[Interface dataset entries]

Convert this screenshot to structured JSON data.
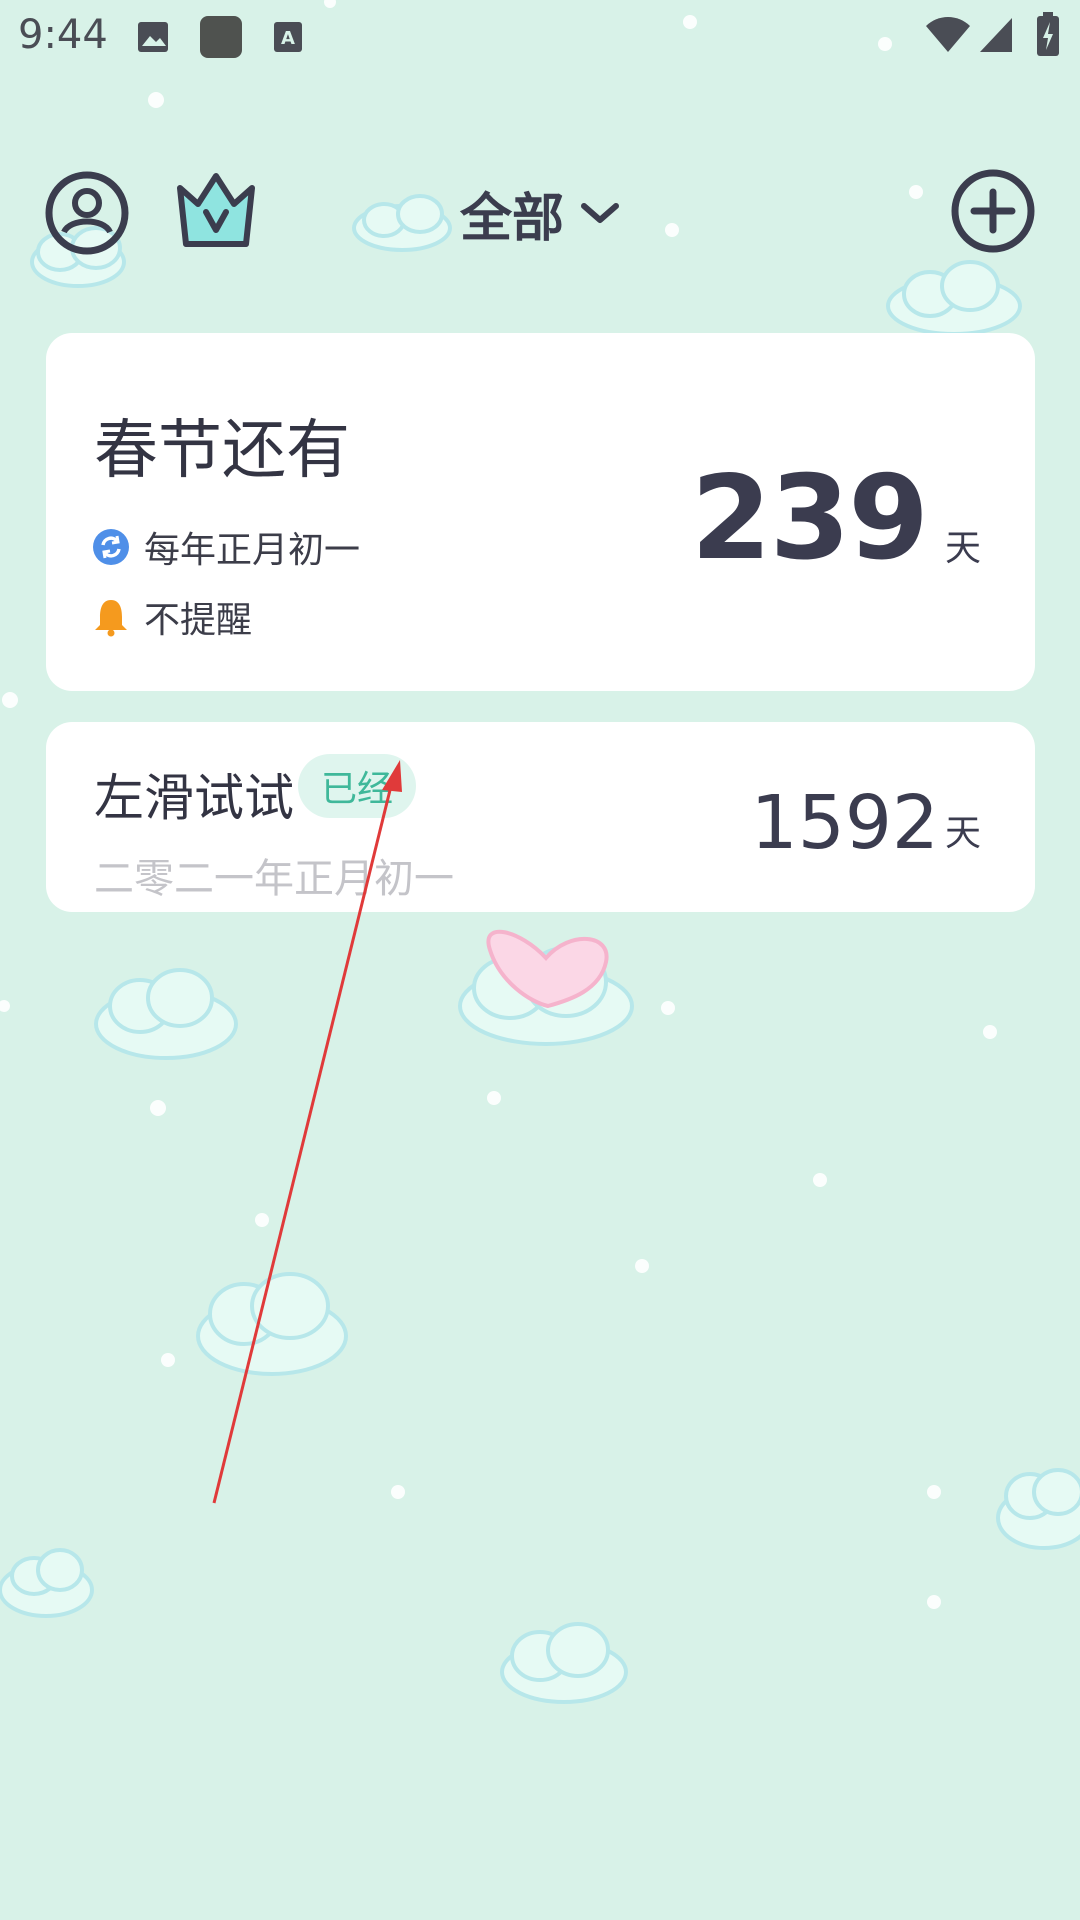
{
  "status_bar": {
    "time": "9:44",
    "icons": [
      "image-icon",
      "app-icon",
      "text-icon",
      "wifi-icon",
      "signal-icon",
      "battery-icon"
    ]
  },
  "header": {
    "profile_icon": "profile-icon",
    "vip_icon": "crown-icon",
    "filter_label": "全部",
    "filter_icon": "chevron-down-icon",
    "add_icon": "plus-icon"
  },
  "main_card": {
    "title": "春节还有",
    "repeat_text": "每年正月初一",
    "reminder_text": "不提醒",
    "days": "239",
    "unit": "天"
  },
  "second_card": {
    "title": "左滑试试",
    "badge": "已经",
    "date": "二零二一年正月初一",
    "days": "1592",
    "unit": "天"
  },
  "colors": {
    "background": "#d8f2e8",
    "card": "#ffffff",
    "accent_green": "#3fb89a",
    "repeat_blue": "#4f8fe8",
    "bell_orange": "#f59a1e",
    "arrow_red": "#e03a3a"
  }
}
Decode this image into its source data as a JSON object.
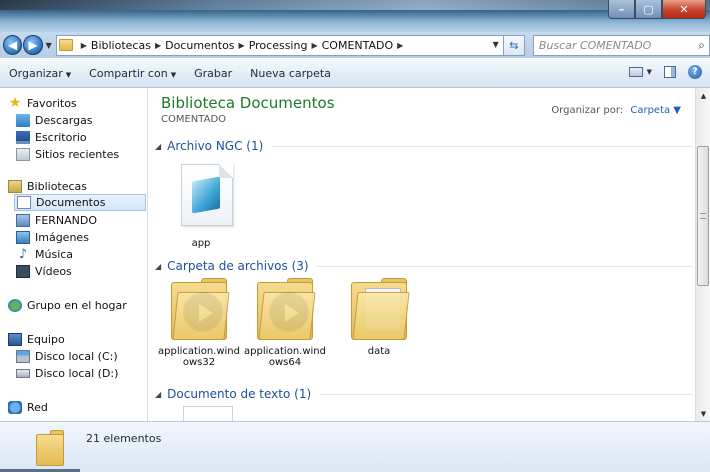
{
  "address": {
    "crumbs": [
      "Bibliotecas",
      "Documentos",
      "Processing",
      "COMENTADO"
    ],
    "search_placeholder": "Buscar COMENTADO"
  },
  "toolbar": {
    "organize": "Organizar",
    "share": "Compartir con",
    "burn": "Grabar",
    "new_folder": "Nueva carpeta"
  },
  "sidebar": {
    "favorites": {
      "label": "Favoritos",
      "items": [
        "Descargas",
        "Escritorio",
        "Sitios recientes"
      ]
    },
    "libraries": {
      "label": "Bibliotecas",
      "items": [
        "Documentos",
        "FERNANDO",
        "Imágenes",
        "Música",
        "Vídeos"
      ]
    },
    "homegroup": "Grupo en el hogar",
    "computer": {
      "label": "Equipo",
      "items": [
        "Disco local (C:)",
        "Disco local (D:)"
      ]
    },
    "network": "Red",
    "selected": "Documentos"
  },
  "main": {
    "title": "Biblioteca Documentos",
    "subtitle": "COMENTADO",
    "arrange_label": "Organizar por:",
    "arrange_value": "Carpeta",
    "groups": [
      {
        "label": "Archivo NGC (1)",
        "files": [
          "app"
        ]
      },
      {
        "label": "Carpeta de archivos (3)",
        "files": [
          "application.windows32",
          "application.windows64",
          "data"
        ]
      },
      {
        "label": "Documento de texto (1)",
        "files": []
      }
    ]
  },
  "status": {
    "count": "21 elementos"
  }
}
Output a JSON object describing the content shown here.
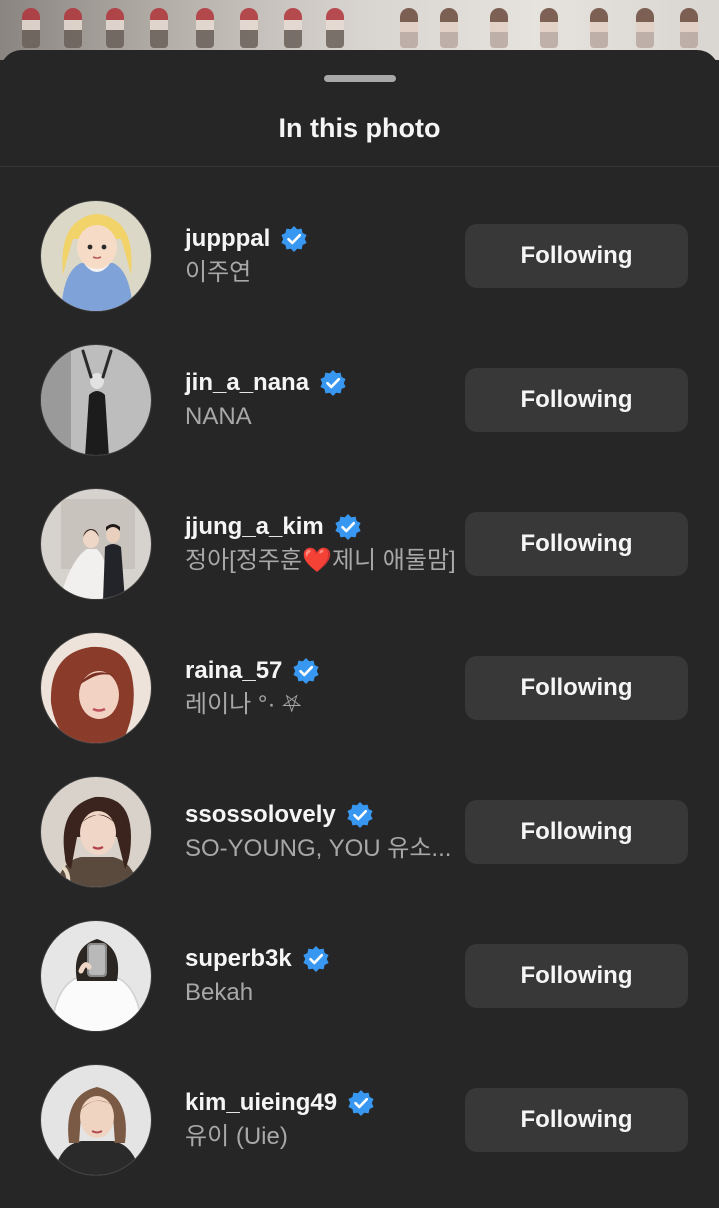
{
  "sheet": {
    "title": "In this photo"
  },
  "colors": {
    "background": "#262626",
    "button": "#383838",
    "verified_badge": "#3897f0",
    "secondary_text": "#a8a8a8"
  },
  "people": [
    {
      "username": "jupppal",
      "full_name": "이주연",
      "verified": true,
      "button_label": "Following"
    },
    {
      "username": "jin_a_nana",
      "full_name": "NANA",
      "verified": true,
      "button_label": "Following"
    },
    {
      "username": "jjung_a_kim",
      "full_name": "정아[정주훈❤️제니 애둘맘]",
      "verified": true,
      "button_label": "Following"
    },
    {
      "username": "raina_57",
      "full_name": "레이나 °· ⛧",
      "verified": true,
      "button_label": "Following"
    },
    {
      "username": "ssossolovely",
      "full_name": "SO-YOUNG, YOU   유소...",
      "verified": true,
      "button_label": "Following"
    },
    {
      "username": "superb3k",
      "full_name": "Bekah",
      "verified": true,
      "button_label": "Following"
    },
    {
      "username": "kim_uieing49",
      "full_name": "유이 (Uie)",
      "verified": true,
      "button_label": "Following"
    }
  ]
}
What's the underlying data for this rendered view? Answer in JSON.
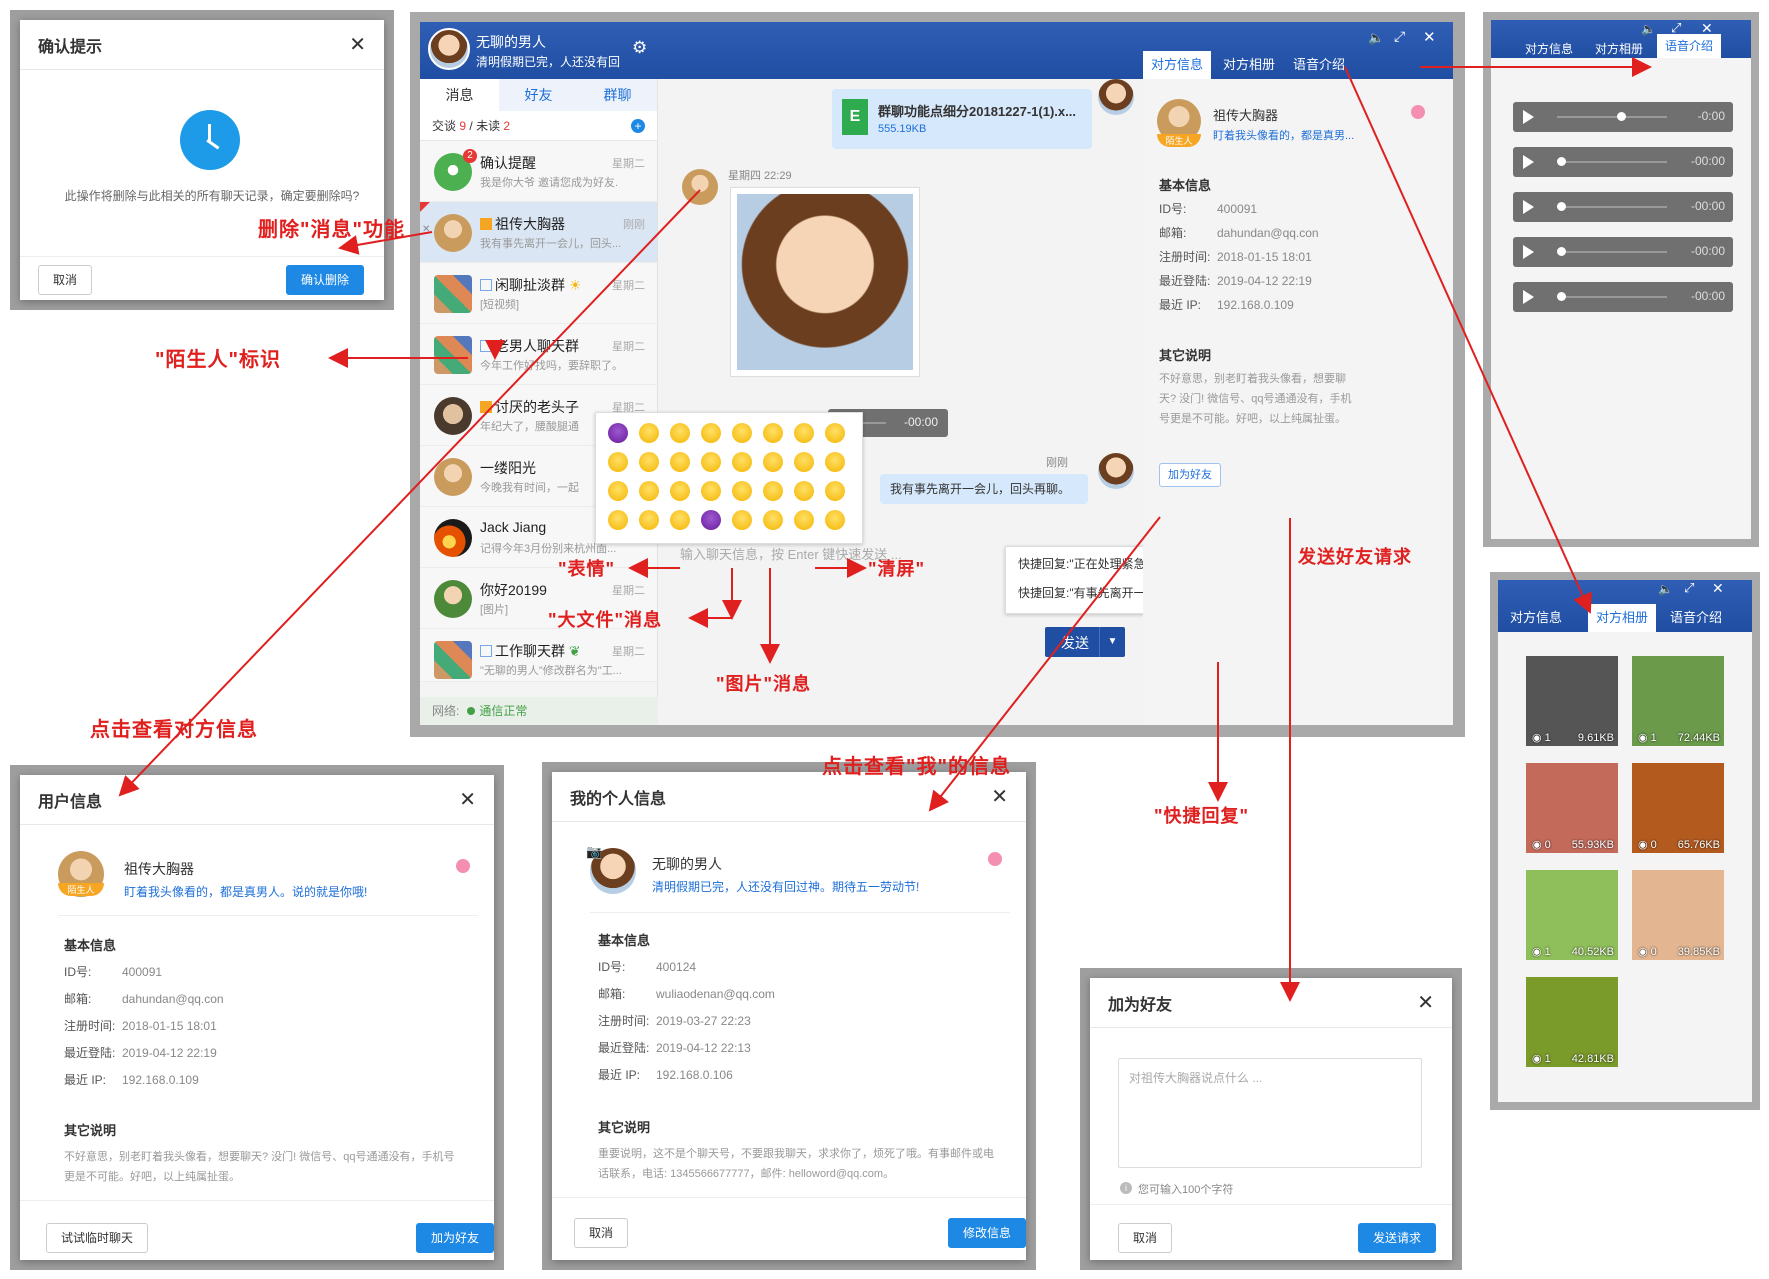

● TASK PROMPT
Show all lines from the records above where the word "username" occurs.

● REPLY TO THE EXERCISE
      "username": "jupppal",
      "username": "jin_a_nana",
      "username": "jjung_a_kim",
      "username": "raina_57",
      "username": "ssossolovely",
      "username": "superb3k",
      "username": "kim_uieing49",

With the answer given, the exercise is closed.